According to this theory the aim of punishment is to prevent or deter others from committing similar offences. A criminal is punished to be made an example of to prevent others from committing the same crime.
This theory justifies capital punishment as an extreme form of punishment because of its determent effect. A man has taken the life of another man. So he ought to be deprived of his life.
But a man is an end is himself. He is a person, and not a thing. He should not be used as a means for the good of any other persons. It is unjust to inflict pain on one man merely for the benefit of others. A person should not be treated as a thing, as a mere means for the good of others.

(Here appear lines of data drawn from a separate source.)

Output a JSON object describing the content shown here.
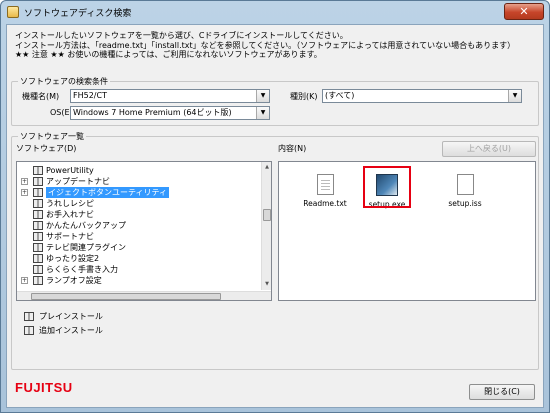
{
  "window": {
    "title": "ソフトウェアディスク検索",
    "close_glyph": "✕"
  },
  "intro": {
    "line1": "インストールしたいソフトウェアを一覧から選び、Cドライブにインストールしてください。",
    "line2": "インストール方法は、「readme.txt」「install.txt」などを参照してください。（ソフトウェアによっては用意されていない場合もあります）",
    "line3": "★★ 注意 ★★ お使いの機種によっては、ご利用になれないソフトウェアがあります。"
  },
  "search": {
    "group_title": "ソフトウェアの検索条件",
    "model_label": "機種名(M)",
    "model_value": "FH52/CT",
    "type_label": "種別(K)",
    "type_value": "(すべて)",
    "os_label": "OS(E)",
    "os_value": "Windows 7 Home Premium (64ビット版)"
  },
  "list": {
    "group_title": "ソフトウェア一覧",
    "software_label": "ソフトウェア(D)",
    "contents_label": "内容(N)",
    "up_button": "上へ戻る(U)",
    "items": [
      {
        "label": "PowerUtility",
        "expander": ""
      },
      {
        "label": "アップデートナビ",
        "expander": "+"
      },
      {
        "label": "イジェクトボタンユーティリティ",
        "expander": "+"
      },
      {
        "label": "うれしレシピ",
        "expander": ""
      },
      {
        "label": "お手入れナビ",
        "expander": ""
      },
      {
        "label": "かんたんバックアップ",
        "expander": ""
      },
      {
        "label": "サポートナビ",
        "expander": ""
      },
      {
        "label": "テレビ関連プラグイン",
        "expander": ""
      },
      {
        "label": "ゆったり設定2",
        "expander": ""
      },
      {
        "label": "らくらく手書き入力",
        "expander": ""
      },
      {
        "label": "ランプオフ設定",
        "expander": "+"
      }
    ],
    "selected_index": 2,
    "files": [
      {
        "name": "Readme.txt",
        "icon": "text-document-icon"
      },
      {
        "name": "setup.exe",
        "icon": "setup-exe-icon"
      },
      {
        "name": "setup.iss",
        "icon": "blank-document-icon"
      }
    ]
  },
  "actions": {
    "preinstall": "プレインストール",
    "additional": "追加インストール"
  },
  "footer": {
    "brand": "FUJITSU",
    "close_button": "閉じる(C)"
  },
  "colors": {
    "accent": "#3399ff",
    "brand": "#e60012"
  }
}
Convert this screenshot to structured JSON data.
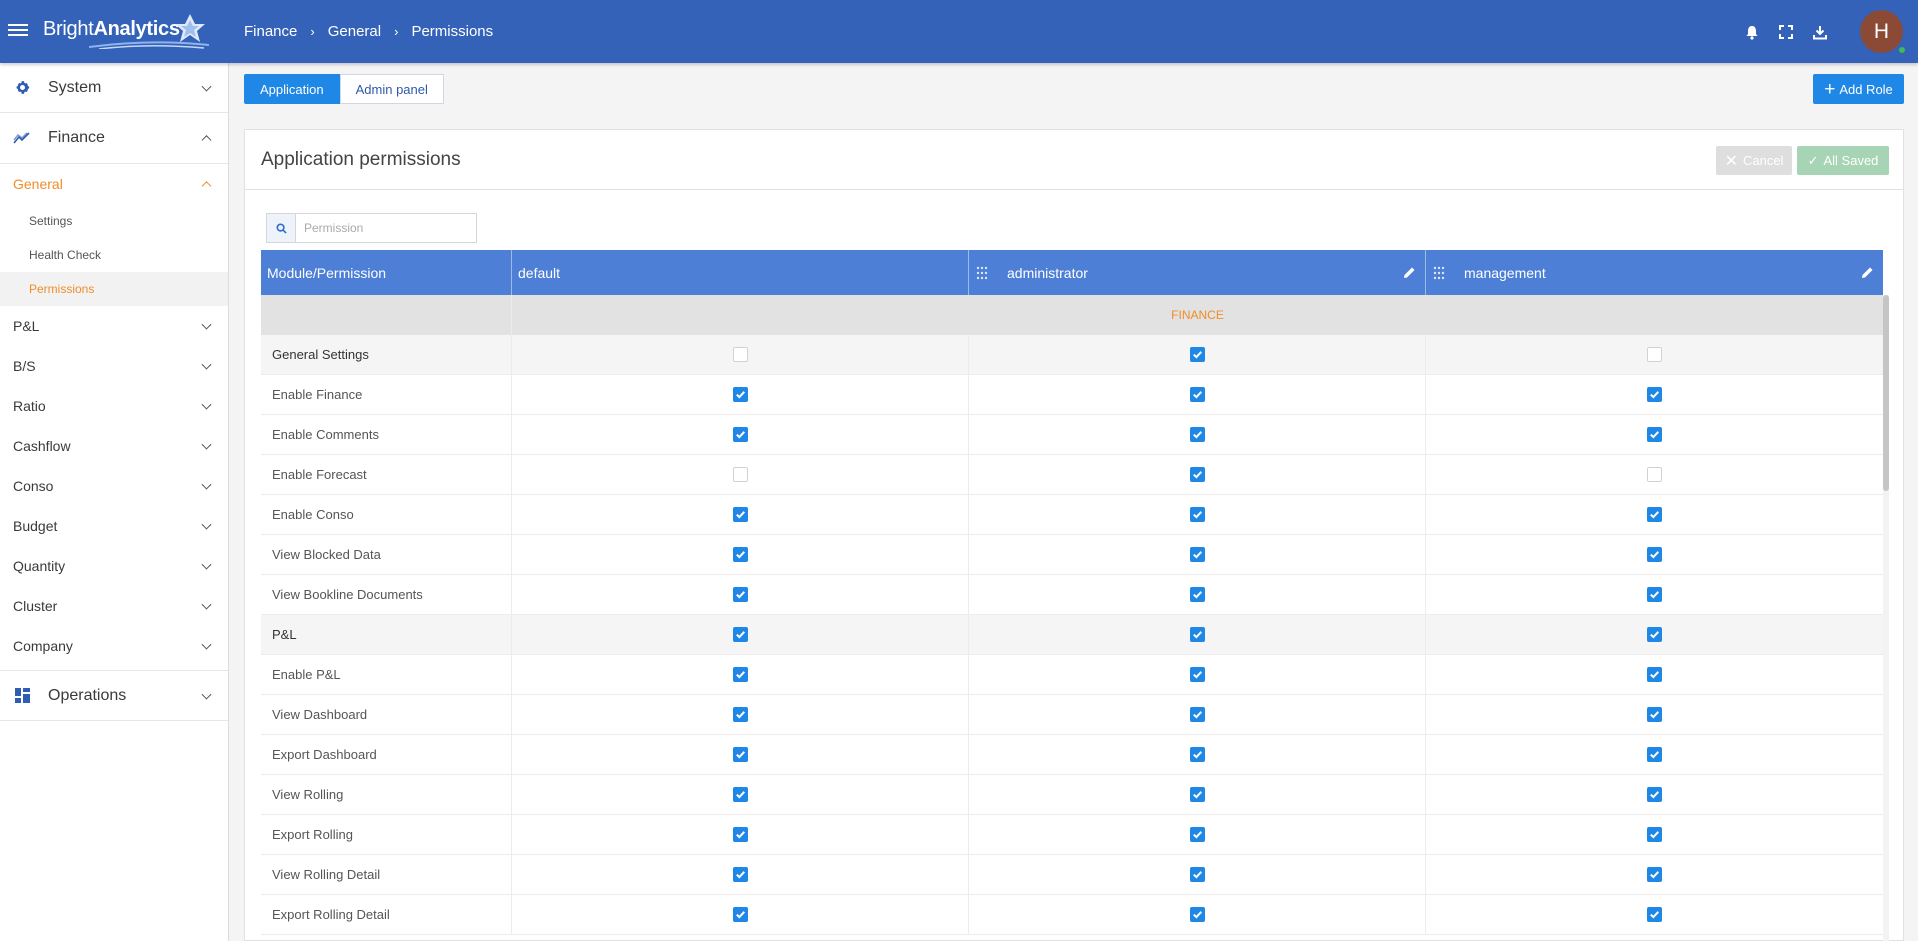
{
  "header": {
    "logo_light": "Bright",
    "logo_bold": "Analytics",
    "breadcrumb": [
      "Finance",
      "General",
      "Permissions"
    ],
    "avatar_initial": "H",
    "colors": {
      "bar": "#3462b9",
      "accent": "#1f87e5",
      "active": "#f28c28"
    }
  },
  "sidebar": {
    "system": "System",
    "finance": "Finance",
    "general": "General",
    "general_items": [
      "Settings",
      "Health Check",
      "Permissions"
    ],
    "modules": [
      "P&L",
      "B/S",
      "Ratio",
      "Cashflow",
      "Conso",
      "Budget",
      "Quantity",
      "Cluster",
      "Company"
    ],
    "operations": "Operations"
  },
  "tabs": [
    "Application",
    "Admin panel"
  ],
  "add_role_label": "Add Role",
  "card": {
    "title": "Application permissions",
    "cancel_label": "Cancel",
    "saved_label": "All Saved"
  },
  "search": {
    "placeholder": "Permission"
  },
  "grid": {
    "columns": [
      "Module/Permission",
      "default",
      "administrator",
      "management"
    ],
    "group": "FINANCE",
    "rows": [
      {
        "label": "General Settings",
        "section": true,
        "values": [
          false,
          true,
          false
        ]
      },
      {
        "label": "Enable Finance",
        "section": false,
        "values": [
          true,
          true,
          true
        ]
      },
      {
        "label": "Enable Comments",
        "section": false,
        "values": [
          true,
          true,
          true
        ]
      },
      {
        "label": "Enable Forecast",
        "section": false,
        "values": [
          false,
          true,
          false
        ]
      },
      {
        "label": "Enable Conso",
        "section": false,
        "values": [
          true,
          true,
          true
        ]
      },
      {
        "label": "View Blocked Data",
        "section": false,
        "values": [
          true,
          true,
          true
        ]
      },
      {
        "label": "View Bookline Documents",
        "section": false,
        "values": [
          true,
          true,
          true
        ]
      },
      {
        "label": "P&L",
        "section": true,
        "values": [
          true,
          true,
          true
        ]
      },
      {
        "label": "Enable P&L",
        "section": false,
        "values": [
          true,
          true,
          true
        ]
      },
      {
        "label": "View Dashboard",
        "section": false,
        "values": [
          true,
          true,
          true
        ]
      },
      {
        "label": "Export Dashboard",
        "section": false,
        "values": [
          true,
          true,
          true
        ]
      },
      {
        "label": "View Rolling",
        "section": false,
        "values": [
          true,
          true,
          true
        ]
      },
      {
        "label": "Export Rolling",
        "section": false,
        "values": [
          true,
          true,
          true
        ]
      },
      {
        "label": "View Rolling Detail",
        "section": false,
        "values": [
          true,
          true,
          true
        ]
      },
      {
        "label": "Export Rolling Detail",
        "section": false,
        "values": [
          true,
          true,
          true
        ]
      }
    ]
  }
}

A person should not be punished to prevent others from committing a crime. He should not be made an example of for the benefit of others. It is not just that one man should suffer pain not for his own benefit, but for that of others, who will refrain from committing similar offences. But it may said in defence of the deterrent theory that sometimes punishment of a criminal has a deferent effect on the criminal himself, so that he is not treated as a mere means for the good of others.